## Supplied material
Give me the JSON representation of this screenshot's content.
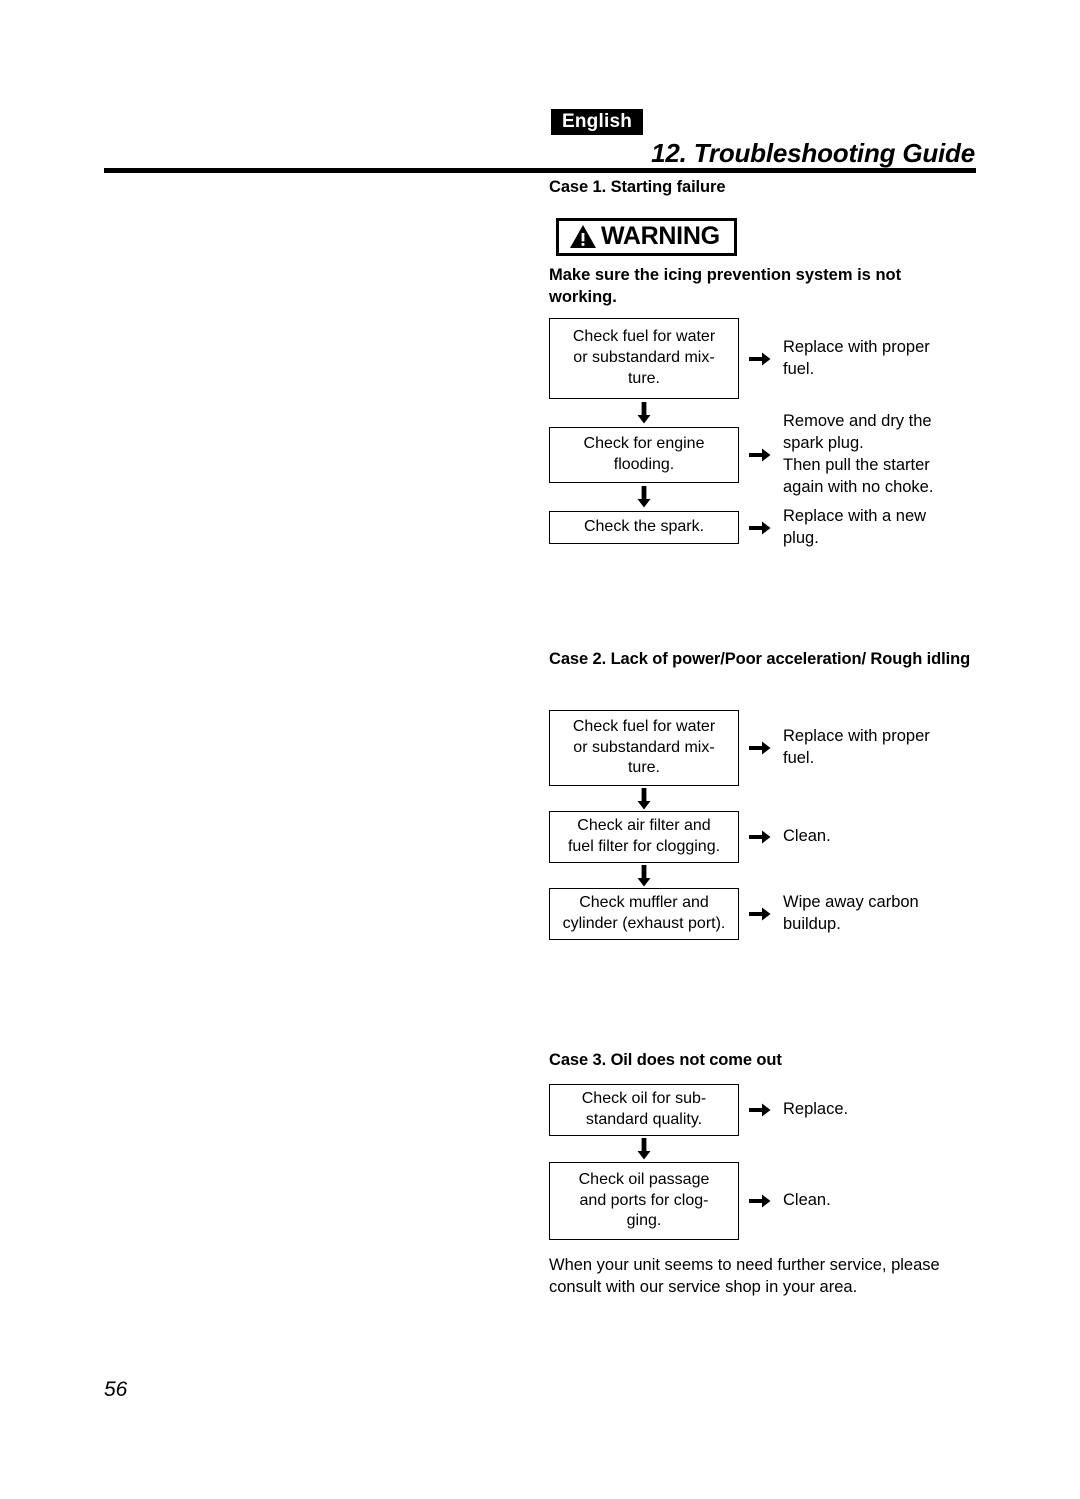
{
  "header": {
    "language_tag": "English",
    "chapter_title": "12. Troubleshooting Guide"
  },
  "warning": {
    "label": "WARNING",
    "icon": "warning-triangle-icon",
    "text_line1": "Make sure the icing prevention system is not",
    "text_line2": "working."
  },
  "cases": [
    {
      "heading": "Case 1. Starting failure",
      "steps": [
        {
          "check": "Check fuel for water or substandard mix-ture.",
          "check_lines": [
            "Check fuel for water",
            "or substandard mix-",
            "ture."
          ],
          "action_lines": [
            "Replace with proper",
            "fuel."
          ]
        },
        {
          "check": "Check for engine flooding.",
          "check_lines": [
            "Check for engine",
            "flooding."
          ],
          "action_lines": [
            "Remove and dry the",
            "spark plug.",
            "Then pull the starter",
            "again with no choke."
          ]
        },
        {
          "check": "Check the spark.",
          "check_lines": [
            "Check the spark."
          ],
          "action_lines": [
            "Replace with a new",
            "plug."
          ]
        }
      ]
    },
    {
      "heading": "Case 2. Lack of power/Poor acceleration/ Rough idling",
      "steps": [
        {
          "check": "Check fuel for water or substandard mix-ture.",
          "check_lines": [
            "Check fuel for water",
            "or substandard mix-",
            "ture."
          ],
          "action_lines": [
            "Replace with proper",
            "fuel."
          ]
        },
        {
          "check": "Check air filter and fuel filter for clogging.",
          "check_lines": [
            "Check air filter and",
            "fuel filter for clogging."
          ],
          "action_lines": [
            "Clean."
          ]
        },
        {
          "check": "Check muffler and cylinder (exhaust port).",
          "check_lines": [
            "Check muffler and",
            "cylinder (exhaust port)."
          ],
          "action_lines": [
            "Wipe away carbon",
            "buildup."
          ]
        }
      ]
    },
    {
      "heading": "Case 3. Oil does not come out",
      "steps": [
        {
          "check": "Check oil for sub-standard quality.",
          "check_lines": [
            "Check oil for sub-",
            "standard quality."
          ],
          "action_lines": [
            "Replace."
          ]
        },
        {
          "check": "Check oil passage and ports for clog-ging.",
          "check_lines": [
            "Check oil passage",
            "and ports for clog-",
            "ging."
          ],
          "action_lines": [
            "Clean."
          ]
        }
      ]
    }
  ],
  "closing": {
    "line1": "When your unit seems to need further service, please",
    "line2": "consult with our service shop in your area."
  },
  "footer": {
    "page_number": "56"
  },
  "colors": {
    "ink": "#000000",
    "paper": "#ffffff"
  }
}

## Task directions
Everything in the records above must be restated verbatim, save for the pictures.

## Solution for this task
Give me the JSON representation of this screenshot's content.
{
  "header": {
    "language_tag": "English",
    "chapter_title": "12. Troubleshooting Guide"
  },
  "warning": {
    "label": "WARNING",
    "icon": "warning-triangle-icon",
    "text_line1": "Make sure the icing prevention system is not",
    "text_line2": "working."
  },
  "cases": [
    {
      "heading": "Case 1. Starting failure",
      "steps": [
        {
          "check": "Check fuel for water or substandard mix-ture.",
          "check_lines": [
            "Check fuel for water",
            "or substandard mix-",
            "ture."
          ],
          "action_lines": [
            "Replace with proper",
            "fuel."
          ]
        },
        {
          "check": "Check for engine flooding.",
          "check_lines": [
            "Check for engine",
            "flooding."
          ],
          "action_lines": [
            "Remove and dry the",
            "spark plug.",
            "Then pull the starter",
            "again with no choke."
          ]
        },
        {
          "check": "Check the spark.",
          "check_lines": [
            "Check the spark."
          ],
          "action_lines": [
            "Replace with a new",
            "plug."
          ]
        }
      ]
    },
    {
      "heading": "Case 2. Lack of power/Poor acceleration/ Rough idling",
      "steps": [
        {
          "check": "Check fuel for water or substandard mix-ture.",
          "check_lines": [
            "Check fuel for water",
            "or substandard mix-",
            "ture."
          ],
          "action_lines": [
            "Replace with proper",
            "fuel."
          ]
        },
        {
          "check": "Check air filter and fuel filter for clogging.",
          "check_lines": [
            "Check air filter and",
            "fuel filter for clogging."
          ],
          "action_lines": [
            "Clean."
          ]
        },
        {
          "check": "Check muffler and cylinder (exhaust port).",
          "check_lines": [
            "Check muffler and",
            "cylinder (exhaust port)."
          ],
          "action_lines": [
            "Wipe away carbon",
            "buildup."
          ]
        }
      ]
    },
    {
      "heading": "Case 3. Oil does not come out",
      "steps": [
        {
          "check": "Check oil for sub-standard quality.",
          "check_lines": [
            "Check oil for sub-",
            "standard quality."
          ],
          "action_lines": [
            "Replace."
          ]
        },
        {
          "check": "Check oil passage and ports for clog-ging.",
          "check_lines": [
            "Check oil passage",
            "and ports for clog-",
            "ging."
          ],
          "action_lines": [
            "Clean."
          ]
        }
      ]
    }
  ],
  "closing": {
    "line1": "When your unit seems to need further service, please",
    "line2": "consult with our service shop in your area."
  },
  "footer": {
    "page_number": "56"
  },
  "colors": {
    "ink": "#000000",
    "paper": "#ffffff"
  }
}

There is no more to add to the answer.